Imagine: Drake invites Meek Mill into the studio, tells him very sincerely that he wants to put this whole beef behind them and collaborate on a track together. Meek is skeptical, but for the purpose of this anecdote not that skeptical, because he goes and meets Drake anyway. “Wait till you hear this track 40 came up with, shit is next level,” Drake says, hitting play:

“Man, you got me!” Meek Mill grins. He and Drake hug. An unprecedentedly gorgeous rainbow appears simultaneously in the skies over both Philly and Toronto, and for the rest of the day similar and remarkably uncreative pictures of it flood your Instagram feed.

There are no rules to Hide-and-Seeking. You can start anywhere in the song. You can play it through any device. A savvy Silicon Valley entrepreneur is probably developing an app right now that allows you to cue the song with your mind.

You know how Donald Trump says he has a secret plan to defeat ISIS, but he won’t tell anybody what it is? Well … I think I know …

… if you know what I mean.

Look, Rickrolling had its moment, but it feels like ancient history by now, and it’s a shame we never really found its replacement. The Rickroll also seems light-hearted by today’s standards, because these are dark, divided times — which means we need a music-cue-related prank that can bring us together rather, than drive us further apart.
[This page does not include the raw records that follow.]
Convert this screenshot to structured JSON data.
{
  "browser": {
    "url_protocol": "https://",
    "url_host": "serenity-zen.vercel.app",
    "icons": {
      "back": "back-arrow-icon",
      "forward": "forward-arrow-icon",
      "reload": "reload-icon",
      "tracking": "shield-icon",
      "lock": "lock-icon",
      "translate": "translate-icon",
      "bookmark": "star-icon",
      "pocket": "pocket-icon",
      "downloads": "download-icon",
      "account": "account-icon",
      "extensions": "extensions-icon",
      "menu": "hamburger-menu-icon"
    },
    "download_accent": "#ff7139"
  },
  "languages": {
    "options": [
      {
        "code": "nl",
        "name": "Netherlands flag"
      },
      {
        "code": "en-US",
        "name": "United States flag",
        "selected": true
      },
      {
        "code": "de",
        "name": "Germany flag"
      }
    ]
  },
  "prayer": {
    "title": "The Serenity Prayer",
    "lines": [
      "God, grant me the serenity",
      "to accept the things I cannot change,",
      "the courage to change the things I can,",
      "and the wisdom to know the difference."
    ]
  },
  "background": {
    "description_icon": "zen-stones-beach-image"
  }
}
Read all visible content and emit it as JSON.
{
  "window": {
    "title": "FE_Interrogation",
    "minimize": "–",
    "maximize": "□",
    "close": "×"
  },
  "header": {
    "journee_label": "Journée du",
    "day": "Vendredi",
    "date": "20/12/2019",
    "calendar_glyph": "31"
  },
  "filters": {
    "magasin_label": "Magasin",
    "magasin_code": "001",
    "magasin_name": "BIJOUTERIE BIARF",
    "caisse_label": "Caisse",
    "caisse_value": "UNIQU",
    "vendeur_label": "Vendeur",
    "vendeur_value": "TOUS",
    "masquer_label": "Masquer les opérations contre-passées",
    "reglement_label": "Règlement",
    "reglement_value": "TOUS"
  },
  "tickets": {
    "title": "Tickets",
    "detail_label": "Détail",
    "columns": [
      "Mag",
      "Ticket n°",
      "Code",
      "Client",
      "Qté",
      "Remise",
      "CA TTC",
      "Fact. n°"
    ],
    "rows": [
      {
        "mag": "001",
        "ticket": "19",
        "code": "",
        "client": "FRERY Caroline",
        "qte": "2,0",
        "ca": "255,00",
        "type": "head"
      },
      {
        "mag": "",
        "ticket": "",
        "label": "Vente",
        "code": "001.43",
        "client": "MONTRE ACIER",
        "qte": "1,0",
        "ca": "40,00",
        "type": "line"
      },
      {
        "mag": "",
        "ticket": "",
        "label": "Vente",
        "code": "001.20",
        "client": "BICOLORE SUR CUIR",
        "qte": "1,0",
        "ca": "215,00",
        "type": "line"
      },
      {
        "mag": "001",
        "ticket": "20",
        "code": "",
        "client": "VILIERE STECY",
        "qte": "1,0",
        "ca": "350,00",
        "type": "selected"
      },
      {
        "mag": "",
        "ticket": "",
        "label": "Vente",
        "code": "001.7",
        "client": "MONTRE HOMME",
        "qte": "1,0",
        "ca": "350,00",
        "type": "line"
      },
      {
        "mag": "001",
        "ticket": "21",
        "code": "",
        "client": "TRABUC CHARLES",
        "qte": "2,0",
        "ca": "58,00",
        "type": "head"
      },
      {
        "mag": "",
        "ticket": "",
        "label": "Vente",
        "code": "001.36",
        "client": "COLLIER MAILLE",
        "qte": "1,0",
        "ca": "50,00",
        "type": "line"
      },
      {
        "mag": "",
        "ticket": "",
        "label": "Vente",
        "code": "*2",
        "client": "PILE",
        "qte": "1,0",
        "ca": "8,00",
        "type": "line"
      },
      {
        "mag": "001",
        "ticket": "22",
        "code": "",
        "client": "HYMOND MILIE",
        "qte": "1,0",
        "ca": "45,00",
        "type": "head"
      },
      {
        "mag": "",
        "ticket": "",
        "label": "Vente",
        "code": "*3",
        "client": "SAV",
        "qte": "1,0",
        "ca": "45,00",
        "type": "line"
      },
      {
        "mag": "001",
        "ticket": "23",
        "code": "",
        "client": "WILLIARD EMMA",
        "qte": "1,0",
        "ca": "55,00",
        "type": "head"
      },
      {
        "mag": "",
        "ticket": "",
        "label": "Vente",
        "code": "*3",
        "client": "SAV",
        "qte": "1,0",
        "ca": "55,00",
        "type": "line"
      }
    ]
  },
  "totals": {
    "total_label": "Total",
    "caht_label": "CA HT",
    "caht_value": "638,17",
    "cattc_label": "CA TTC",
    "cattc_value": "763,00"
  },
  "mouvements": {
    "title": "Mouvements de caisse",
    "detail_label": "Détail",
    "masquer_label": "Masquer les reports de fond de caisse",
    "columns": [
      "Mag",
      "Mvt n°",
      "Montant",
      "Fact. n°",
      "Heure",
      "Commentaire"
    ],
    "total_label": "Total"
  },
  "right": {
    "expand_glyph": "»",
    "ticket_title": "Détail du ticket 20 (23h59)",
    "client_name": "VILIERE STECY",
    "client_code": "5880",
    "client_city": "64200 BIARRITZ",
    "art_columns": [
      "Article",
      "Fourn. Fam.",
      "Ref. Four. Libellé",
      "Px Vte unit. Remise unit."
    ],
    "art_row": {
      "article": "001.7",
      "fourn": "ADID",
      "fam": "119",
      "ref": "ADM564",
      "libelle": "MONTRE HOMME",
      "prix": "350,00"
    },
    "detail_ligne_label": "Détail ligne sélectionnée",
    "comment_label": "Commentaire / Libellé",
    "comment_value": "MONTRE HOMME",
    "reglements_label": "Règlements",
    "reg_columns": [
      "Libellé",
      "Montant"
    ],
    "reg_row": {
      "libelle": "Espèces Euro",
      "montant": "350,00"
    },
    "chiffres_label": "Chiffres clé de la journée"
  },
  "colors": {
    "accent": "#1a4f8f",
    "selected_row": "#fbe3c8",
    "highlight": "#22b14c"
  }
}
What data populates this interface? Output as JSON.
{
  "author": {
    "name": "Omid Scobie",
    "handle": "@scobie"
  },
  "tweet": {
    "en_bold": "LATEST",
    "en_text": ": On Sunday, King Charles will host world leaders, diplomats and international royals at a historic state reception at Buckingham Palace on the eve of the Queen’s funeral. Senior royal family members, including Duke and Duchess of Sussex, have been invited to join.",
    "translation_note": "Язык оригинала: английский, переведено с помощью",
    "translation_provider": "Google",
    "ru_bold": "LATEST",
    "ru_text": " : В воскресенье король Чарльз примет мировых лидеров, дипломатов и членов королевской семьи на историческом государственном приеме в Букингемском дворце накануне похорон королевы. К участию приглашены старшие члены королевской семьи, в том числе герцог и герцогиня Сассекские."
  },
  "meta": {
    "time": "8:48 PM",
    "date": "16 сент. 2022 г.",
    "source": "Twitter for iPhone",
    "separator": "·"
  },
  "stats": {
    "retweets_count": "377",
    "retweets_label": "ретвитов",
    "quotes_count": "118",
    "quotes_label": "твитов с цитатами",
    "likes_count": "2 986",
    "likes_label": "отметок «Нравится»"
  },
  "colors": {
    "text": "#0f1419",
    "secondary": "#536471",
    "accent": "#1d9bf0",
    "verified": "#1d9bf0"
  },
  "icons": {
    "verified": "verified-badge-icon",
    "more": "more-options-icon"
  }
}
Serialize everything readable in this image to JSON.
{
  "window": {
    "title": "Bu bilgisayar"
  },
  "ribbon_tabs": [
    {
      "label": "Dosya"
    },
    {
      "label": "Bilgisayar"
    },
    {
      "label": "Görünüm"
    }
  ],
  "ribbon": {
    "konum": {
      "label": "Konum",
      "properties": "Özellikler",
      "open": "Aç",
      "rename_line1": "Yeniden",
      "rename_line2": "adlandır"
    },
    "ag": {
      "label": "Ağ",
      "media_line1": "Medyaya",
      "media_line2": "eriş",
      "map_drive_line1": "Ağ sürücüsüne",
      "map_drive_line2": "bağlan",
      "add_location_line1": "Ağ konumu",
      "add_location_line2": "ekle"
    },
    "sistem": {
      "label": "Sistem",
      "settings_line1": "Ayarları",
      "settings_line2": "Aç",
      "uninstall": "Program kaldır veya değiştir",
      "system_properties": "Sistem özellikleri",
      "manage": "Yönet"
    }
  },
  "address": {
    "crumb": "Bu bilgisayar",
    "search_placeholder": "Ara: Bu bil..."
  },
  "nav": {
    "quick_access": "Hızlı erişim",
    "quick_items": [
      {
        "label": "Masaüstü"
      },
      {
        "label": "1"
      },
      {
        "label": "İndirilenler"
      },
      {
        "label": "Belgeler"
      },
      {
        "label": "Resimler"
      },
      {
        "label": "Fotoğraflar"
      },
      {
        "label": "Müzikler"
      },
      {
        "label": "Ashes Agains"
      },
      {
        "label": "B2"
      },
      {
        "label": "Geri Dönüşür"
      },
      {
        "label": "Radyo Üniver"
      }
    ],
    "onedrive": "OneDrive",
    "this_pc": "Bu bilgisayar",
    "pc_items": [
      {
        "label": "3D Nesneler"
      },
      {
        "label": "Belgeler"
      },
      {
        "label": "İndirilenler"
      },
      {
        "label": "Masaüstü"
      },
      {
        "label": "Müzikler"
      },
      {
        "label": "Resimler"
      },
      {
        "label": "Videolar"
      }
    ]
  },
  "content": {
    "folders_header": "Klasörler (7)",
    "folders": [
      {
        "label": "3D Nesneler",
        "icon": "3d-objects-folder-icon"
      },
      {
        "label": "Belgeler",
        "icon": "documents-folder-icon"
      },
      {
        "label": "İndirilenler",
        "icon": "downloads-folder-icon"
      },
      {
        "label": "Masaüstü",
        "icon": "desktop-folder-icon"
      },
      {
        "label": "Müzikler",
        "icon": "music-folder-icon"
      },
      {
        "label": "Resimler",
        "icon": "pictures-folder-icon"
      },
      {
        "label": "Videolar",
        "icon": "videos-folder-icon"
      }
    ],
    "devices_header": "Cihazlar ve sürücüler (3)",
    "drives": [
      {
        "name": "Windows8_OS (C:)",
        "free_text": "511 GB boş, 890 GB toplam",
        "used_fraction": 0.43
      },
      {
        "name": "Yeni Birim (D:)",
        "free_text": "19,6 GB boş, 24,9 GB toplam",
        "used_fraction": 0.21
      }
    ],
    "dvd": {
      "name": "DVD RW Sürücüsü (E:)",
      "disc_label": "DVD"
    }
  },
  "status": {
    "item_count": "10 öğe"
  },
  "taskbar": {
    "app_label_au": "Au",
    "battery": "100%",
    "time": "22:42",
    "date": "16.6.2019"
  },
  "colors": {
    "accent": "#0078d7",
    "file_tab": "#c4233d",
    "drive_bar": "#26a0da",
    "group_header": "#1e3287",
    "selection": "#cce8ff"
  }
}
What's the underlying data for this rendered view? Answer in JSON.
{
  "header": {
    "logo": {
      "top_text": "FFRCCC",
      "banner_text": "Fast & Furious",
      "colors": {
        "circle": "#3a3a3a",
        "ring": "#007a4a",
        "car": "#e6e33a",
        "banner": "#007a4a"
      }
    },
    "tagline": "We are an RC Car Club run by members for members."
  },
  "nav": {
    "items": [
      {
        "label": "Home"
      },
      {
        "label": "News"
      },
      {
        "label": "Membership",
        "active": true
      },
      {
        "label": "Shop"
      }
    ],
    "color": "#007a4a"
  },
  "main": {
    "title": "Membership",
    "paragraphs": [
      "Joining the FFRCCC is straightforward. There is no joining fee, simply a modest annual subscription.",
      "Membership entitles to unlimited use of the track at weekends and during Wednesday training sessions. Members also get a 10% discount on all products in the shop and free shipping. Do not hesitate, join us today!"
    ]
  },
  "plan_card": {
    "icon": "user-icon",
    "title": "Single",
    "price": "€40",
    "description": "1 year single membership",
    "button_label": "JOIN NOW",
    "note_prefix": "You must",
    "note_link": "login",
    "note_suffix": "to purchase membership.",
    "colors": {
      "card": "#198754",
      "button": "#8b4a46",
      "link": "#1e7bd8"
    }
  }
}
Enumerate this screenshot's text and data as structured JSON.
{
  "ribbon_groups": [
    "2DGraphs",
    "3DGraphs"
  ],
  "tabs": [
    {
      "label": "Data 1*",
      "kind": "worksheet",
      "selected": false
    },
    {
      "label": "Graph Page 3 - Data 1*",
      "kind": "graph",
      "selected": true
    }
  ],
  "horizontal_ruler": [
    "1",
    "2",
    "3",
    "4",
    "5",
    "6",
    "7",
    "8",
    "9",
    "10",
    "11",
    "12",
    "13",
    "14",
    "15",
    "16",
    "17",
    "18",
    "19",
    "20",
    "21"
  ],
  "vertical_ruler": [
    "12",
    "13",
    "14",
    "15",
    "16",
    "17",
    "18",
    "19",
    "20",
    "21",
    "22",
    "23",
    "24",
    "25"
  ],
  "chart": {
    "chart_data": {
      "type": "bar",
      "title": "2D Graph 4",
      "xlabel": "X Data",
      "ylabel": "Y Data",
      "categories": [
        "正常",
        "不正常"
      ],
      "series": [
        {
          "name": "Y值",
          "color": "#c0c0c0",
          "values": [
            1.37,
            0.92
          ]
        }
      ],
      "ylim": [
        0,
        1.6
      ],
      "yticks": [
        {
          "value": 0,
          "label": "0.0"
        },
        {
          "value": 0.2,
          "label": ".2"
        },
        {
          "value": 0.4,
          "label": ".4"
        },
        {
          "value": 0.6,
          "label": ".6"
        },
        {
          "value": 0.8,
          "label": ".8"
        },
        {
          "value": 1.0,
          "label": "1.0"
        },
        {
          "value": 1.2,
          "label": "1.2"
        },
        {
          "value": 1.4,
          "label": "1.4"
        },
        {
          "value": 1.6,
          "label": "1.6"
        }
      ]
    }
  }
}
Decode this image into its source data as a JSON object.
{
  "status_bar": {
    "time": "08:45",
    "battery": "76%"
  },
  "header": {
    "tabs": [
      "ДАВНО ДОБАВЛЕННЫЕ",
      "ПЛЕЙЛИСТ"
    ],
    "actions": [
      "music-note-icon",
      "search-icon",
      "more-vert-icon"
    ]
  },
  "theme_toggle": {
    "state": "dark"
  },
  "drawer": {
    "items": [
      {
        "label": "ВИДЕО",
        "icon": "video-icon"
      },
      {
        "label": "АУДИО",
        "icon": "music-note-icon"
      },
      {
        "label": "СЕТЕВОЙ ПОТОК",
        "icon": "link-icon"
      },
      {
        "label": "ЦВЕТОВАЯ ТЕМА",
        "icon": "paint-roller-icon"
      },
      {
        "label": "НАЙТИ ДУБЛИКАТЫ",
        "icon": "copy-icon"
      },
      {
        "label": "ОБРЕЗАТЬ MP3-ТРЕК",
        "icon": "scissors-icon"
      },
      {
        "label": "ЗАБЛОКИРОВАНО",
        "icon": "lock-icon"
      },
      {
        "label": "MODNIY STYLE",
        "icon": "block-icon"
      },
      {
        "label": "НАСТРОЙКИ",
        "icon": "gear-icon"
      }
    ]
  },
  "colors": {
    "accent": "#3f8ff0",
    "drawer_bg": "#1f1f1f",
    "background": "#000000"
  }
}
Which is why I am telling you this right now. Be the change you wish to see in the world. The dust has only just begun to form crop circles in the carpet, my friends. Go forth and Hide-and-Seek.